Work task - Reproduce the data exactly, leaving nothing out.

Data records -
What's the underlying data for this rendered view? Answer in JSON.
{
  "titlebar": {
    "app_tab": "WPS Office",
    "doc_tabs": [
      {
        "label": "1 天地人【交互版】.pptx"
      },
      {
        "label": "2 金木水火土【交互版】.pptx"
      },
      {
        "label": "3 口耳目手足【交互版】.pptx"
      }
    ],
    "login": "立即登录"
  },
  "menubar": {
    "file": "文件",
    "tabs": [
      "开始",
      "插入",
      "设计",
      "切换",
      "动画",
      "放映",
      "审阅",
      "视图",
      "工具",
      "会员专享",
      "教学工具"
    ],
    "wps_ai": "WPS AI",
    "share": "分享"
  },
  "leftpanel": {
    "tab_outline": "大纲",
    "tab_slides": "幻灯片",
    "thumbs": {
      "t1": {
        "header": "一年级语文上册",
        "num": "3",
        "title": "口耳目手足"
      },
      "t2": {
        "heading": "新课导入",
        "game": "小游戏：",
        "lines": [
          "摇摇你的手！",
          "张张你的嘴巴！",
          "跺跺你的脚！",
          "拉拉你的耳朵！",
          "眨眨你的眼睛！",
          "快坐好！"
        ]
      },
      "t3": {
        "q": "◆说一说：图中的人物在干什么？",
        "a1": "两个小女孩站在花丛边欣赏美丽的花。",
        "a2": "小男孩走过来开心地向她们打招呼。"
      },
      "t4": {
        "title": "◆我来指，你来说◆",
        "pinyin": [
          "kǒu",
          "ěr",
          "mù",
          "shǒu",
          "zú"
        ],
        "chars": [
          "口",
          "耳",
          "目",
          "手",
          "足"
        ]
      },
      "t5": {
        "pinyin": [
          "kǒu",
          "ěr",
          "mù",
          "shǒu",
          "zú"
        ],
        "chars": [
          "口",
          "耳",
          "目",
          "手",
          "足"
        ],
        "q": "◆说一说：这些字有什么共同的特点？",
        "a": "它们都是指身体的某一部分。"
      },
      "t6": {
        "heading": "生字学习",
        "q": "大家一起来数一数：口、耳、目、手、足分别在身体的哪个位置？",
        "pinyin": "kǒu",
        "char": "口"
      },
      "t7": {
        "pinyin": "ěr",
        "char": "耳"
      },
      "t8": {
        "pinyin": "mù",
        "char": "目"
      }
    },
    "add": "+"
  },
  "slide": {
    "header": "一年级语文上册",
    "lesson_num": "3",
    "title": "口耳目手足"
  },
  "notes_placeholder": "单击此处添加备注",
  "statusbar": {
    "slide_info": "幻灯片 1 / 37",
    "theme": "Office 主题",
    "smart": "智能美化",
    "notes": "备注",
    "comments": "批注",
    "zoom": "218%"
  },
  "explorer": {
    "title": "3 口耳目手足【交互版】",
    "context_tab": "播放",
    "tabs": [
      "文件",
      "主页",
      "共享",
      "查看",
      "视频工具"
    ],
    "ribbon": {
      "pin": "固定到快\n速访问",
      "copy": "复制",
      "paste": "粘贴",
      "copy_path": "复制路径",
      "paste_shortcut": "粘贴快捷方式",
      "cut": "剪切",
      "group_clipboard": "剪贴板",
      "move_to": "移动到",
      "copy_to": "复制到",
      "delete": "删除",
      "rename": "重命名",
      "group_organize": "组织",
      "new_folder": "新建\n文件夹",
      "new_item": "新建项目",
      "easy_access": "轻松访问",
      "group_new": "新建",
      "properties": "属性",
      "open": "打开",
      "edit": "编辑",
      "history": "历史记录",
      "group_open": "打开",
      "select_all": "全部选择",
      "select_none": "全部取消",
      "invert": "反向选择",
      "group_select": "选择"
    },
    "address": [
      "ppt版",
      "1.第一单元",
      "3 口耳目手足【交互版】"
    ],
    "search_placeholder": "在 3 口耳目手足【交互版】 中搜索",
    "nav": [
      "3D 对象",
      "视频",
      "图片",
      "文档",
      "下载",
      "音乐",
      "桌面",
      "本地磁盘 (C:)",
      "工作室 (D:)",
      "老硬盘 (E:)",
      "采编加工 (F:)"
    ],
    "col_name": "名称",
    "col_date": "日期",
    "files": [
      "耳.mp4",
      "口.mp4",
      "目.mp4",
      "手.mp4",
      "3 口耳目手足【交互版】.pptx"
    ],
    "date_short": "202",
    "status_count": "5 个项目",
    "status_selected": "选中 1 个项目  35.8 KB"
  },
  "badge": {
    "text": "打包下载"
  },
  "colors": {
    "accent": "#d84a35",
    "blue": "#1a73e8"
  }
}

Answer box -
What's the underlying data for this rendered view? Answer in JSON.
{
  "titlebar": {
    "app_tab": "WPS Office",
    "doc_tabs": [
      {
        "label": "1 天地人【交互版】.pptx"
      },
      {
        "label": "2 金木水火土【交互版】.pptx"
      },
      {
        "label": "3 口耳目手足【交互版】.pptx"
      }
    ],
    "login": "立即登录"
  },
  "menubar": {
    "file": "文件",
    "tabs": [
      "开始",
      "插入",
      "设计",
      "切换",
      "动画",
      "放映",
      "审阅",
      "视图",
      "工具",
      "会员专享",
      "教学工具"
    ],
    "wps_ai": "WPS AI",
    "share": "分享"
  },
  "leftpanel": {
    "tab_outline": "大纲",
    "tab_slides": "幻灯片",
    "thumbs": {
      "t1": {
        "header": "一年级语文上册",
        "num": "3",
        "title": "口耳目手足"
      },
      "t2": {
        "heading": "新课导入",
        "game": "小游戏：",
        "lines": [
          "摇摇你的手！",
          "张张你的嘴巴！",
          "跺跺你的脚！",
          "拉拉你的耳朵！",
          "眨眨你的眼睛！",
          "快坐好！"
        ]
      },
      "t3": {
        "q": "◆说一说：图中的人物在干什么？",
        "a1": "两个小女孩站在花丛边欣赏美丽的花。",
        "a2": "小男孩走过来开心地向她们打招呼。"
      },
      "t4": {
        "title": "◆我来指，你来说◆",
        "pinyin": [
          "kǒu",
          "ěr",
          "mù",
          "shǒu",
          "zú"
        ],
        "chars": [
          "口",
          "耳",
          "目",
          "手",
          "足"
        ]
      },
      "t5": {
        "pinyin": [
          "kǒu",
          "ěr",
          "mù",
          "shǒu",
          "zú"
        ],
        "chars": [
          "口",
          "耳",
          "目",
          "手",
          "足"
        ],
        "q": "◆说一说：这些字有什么共同的特点？",
        "a": "它们都是指身体的某一部分。"
      },
      "t6": {
        "heading": "生字学习",
        "q": "大家一起来数一数：口、耳、目、手、足分别在身体的哪个位置？",
        "pinyin": "kǒu",
        "char": "口"
      },
      "t7": {
        "pinyin": "ěr",
        "char": "耳"
      },
      "t8": {
        "pinyin": "mù",
        "char": "目"
      }
    },
    "add": "+"
  },
  "slide": {
    "header": "一年级语文上册",
    "lesson_num": "3",
    "title": "口耳目手足"
  },
  "notes_placeholder": "单击此处添加备注",
  "statusbar": {
    "slide_info": "幻灯片 1 / 37",
    "theme": "Office 主题",
    "smart": "智能美化",
    "notes": "备注",
    "comments": "批注",
    "zoom": "218%"
  },
  "explorer": {
    "title": "3 口耳目手足【交互版】",
    "context_tab": "播放",
    "tabs": [
      "文件",
      "主页",
      "共享",
      "查看",
      "视频工具"
    ],
    "ribbon": {
      "pin": "固定到快\n速访问",
      "copy": "复制",
      "paste": "粘贴",
      "copy_path": "复制路径",
      "paste_shortcut": "粘贴快捷方式",
      "cut": "剪切",
      "group_clipboard": "剪贴板",
      "move_to": "移动到",
      "copy_to": "复制到",
      "delete": "删除",
      "rename": "重命名",
      "group_organize": "组织",
      "new_folder": "新建\n文件夹",
      "new_item": "新建项目",
      "easy_access": "轻松访问",
      "group_new": "新建",
      "properties": "属性",
      "open": "打开",
      "edit": "编辑",
      "history": "历史记录",
      "group_open": "打开",
      "select_all": "全部选择",
      "select_none": "全部取消",
      "invert": "反向选择",
      "group_select": "选择"
    },
    "address": [
      "ppt版",
      "1.第一单元",
      "3 口耳目手足【交互版】"
    ],
    "search_placeholder": "在 3 口耳目手足【交互版】 中搜索",
    "nav": [
      "3D 对象",
      "视频",
      "图片",
      "文档",
      "下载",
      "音乐",
      "桌面",
      "本地磁盘 (C:)",
      "工作室 (D:)",
      "老硬盘 (E:)",
      "采编加工 (F:)"
    ],
    "col_name": "名称",
    "col_date": "日期",
    "files": [
      "耳.mp4",
      "口.mp4",
      "目.mp4",
      "手.mp4",
      "3 口耳目手足【交互版】.pptx"
    ],
    "date_short": "202",
    "status_count": "5 个项目",
    "status_selected": "选中 1 个项目  35.8 KB"
  },
  "badge": {
    "text": "打包下载"
  },
  "colors": {
    "accent": "#d84a35",
    "blue": "#1a73e8"
  }
}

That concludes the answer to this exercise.